The latest golf accessory by MGI Golf isn’t likely to improve anyone’s handicap but will help with the amount of exertion required to lug a bag of clubs about the course. The new remote controlled, electric Navigator Quad Gyro allows players to steer their cart about on the course like an RC car, summoning it to bring clubs when needed.
It's an ongoing problem within sports such as football and hockey ... players receive a severe blow to the head, yet they either don't realize that they've got a concussion, or they don't want to tell anyone so that they can keep playing. While there are already some helmet-mounted devices
that detect and report such impacts, Force Impact Technologies' FITGuard is built into a mouthpiece – which the company claims is a better approach to take.
Technological advances haven't just led to more comfortable homes and more productive workplaces, they've also provided thrillseekers with new and inventive ways to get the adrenalin pumping, with Wakeboarding (now possible without a boat
and wingsuit flying
just some examples of extreme sports enabled by modern technology. Now Aaron Wypyszynski, founder of Alabama-based Wyp Aviation, is looking to combine elements of these three sports in WingBoarding, which would see a rider towed behind a plane atop a winged board – yes, seriously.
Yoga is definitely one of those activities where it really helps to have someone coaching you through it. That's why people go to group classes, although they usually can't be in a class every time they want to do yoga.

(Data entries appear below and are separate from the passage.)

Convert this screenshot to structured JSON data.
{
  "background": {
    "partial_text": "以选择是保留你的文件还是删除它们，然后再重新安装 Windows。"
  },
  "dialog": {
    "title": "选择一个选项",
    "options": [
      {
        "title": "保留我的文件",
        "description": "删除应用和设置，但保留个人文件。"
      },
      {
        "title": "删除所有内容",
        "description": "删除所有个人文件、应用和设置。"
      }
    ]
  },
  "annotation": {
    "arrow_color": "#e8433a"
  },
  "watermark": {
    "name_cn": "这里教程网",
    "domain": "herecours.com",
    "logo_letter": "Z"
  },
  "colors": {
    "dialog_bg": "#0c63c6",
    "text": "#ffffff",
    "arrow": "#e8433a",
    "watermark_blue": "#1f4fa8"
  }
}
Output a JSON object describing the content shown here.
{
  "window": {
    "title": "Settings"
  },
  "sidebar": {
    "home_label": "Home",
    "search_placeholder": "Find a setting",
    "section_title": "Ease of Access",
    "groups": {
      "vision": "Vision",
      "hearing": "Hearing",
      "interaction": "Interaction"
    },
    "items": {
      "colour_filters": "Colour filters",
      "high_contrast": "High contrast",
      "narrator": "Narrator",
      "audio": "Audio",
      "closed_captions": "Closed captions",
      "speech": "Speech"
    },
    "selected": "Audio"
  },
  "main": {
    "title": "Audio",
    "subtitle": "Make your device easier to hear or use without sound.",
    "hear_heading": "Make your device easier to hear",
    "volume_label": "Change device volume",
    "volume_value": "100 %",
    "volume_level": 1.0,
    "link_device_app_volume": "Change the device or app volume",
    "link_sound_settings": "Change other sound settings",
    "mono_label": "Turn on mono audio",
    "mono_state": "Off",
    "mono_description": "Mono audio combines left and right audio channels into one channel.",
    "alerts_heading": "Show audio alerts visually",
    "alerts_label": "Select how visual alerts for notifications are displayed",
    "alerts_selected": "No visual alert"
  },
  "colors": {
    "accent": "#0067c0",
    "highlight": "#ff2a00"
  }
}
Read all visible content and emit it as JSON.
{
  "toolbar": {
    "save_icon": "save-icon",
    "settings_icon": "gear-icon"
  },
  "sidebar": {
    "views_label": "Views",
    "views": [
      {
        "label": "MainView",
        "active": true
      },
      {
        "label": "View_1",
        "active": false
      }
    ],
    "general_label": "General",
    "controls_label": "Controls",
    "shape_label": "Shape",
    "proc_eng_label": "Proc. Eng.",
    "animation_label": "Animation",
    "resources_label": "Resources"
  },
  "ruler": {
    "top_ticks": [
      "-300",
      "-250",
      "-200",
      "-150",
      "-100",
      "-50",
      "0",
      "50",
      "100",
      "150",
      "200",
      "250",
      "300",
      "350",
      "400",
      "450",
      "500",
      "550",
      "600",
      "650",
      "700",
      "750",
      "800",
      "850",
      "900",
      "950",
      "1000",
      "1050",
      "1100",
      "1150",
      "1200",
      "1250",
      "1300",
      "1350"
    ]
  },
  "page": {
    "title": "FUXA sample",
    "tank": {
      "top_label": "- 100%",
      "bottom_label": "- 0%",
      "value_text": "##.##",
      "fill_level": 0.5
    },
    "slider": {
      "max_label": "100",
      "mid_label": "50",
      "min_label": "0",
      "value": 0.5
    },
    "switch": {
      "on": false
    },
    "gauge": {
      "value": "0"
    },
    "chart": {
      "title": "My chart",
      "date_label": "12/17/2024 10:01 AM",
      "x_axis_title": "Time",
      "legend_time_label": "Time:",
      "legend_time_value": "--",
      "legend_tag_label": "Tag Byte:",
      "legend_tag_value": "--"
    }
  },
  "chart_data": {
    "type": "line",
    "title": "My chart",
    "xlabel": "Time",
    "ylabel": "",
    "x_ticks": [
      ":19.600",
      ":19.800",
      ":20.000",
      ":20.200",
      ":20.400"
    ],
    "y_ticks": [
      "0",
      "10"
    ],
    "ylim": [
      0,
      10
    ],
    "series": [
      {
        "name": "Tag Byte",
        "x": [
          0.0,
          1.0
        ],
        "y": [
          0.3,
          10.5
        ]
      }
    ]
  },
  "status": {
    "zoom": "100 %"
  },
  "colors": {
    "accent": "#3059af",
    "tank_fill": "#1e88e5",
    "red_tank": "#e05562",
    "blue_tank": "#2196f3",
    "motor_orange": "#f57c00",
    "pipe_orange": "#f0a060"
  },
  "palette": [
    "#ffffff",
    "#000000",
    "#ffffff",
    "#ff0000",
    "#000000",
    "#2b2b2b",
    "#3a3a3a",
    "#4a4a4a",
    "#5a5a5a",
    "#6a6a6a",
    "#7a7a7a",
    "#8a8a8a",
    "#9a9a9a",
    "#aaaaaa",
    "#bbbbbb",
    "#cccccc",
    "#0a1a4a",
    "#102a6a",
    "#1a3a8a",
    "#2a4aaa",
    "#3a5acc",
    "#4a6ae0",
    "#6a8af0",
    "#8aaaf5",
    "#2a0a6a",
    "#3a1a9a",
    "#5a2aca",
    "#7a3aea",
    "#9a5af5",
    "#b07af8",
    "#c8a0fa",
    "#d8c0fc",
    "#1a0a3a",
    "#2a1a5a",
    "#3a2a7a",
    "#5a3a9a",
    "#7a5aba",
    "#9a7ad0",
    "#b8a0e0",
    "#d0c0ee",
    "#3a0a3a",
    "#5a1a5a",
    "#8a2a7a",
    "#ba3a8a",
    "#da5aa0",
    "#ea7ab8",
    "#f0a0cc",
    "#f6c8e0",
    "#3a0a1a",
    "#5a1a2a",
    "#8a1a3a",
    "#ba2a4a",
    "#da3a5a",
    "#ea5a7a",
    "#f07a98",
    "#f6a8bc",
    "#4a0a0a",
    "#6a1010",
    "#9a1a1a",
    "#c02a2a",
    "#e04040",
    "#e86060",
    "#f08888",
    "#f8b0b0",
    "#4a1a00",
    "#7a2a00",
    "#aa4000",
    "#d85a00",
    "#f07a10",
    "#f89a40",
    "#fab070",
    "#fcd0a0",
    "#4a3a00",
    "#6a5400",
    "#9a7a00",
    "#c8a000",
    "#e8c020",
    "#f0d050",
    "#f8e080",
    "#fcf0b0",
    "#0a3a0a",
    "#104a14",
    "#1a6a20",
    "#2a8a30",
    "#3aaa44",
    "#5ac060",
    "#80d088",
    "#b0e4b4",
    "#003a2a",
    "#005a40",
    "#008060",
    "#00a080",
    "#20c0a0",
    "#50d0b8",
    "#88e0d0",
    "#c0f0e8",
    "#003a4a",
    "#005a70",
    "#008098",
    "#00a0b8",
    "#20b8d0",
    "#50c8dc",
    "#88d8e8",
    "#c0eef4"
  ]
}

Well, that's where the SmartMat is designed to come in. It's a pressure sensor-equipped yoga mat that communicates with the user's mobile device via Bluetooth, to guide them through their sequences.
Although we may admire older cars' ability to "hold together" in a collision, it's now generally accepted that it's safer for vehicles to feature impact-absorbing crumple zones. With that in mind, shouldn't football helmets also be safer if they're able to give a little when whacked? That's what Riddell's new SpeedFlex helmet does ... along with a few other interesting things.
Heightened awareness of brain injuries and their enduring impacts has seen emphasis grow on immediate concussion testing. Indeed, if some time passes before detection, an additional blow to the already injured brain can have serious consequences. The team behind the Jolt Sensor is looking to make these assessments an instantaneous affair, with a sensor that clips onto an athlete's headwear and vibrates when they receive too heavy a knock.
LEDs are being phased into use everywhere from living rooms to offices to car headlights to street-lighting. Whilst these uses are practical, for something a little more exciting we can look to Nike. Its House of Mamba basketball court uses an LED surface for graphics, video and player-tracking.
Connected technology keeps creeping its way into all kinds of activities, and tennis is a sport that seems to be at the forefront with products like Smash
, Shot Stats
and Play Pure Drive
already coming out. Now, Sony is looking to get into the mix with the introduction of its creatively-named Smart Tennis Sensor. Generic name aside, Sony is promising some pretty cool features, so this might be one for tennis addicts to keep on their radar.
If you've ever seen a humpback whale's fins, you might have noticed that they have knobby bits along the front edge. These are known as tubercles, and they cause the water to flow over the fins in such a way that extra lift is created. They've been copied in efforts to produce better wind turbines
, undersea turbines
, helicopter rotor blades
... and now, Speedo swim fins.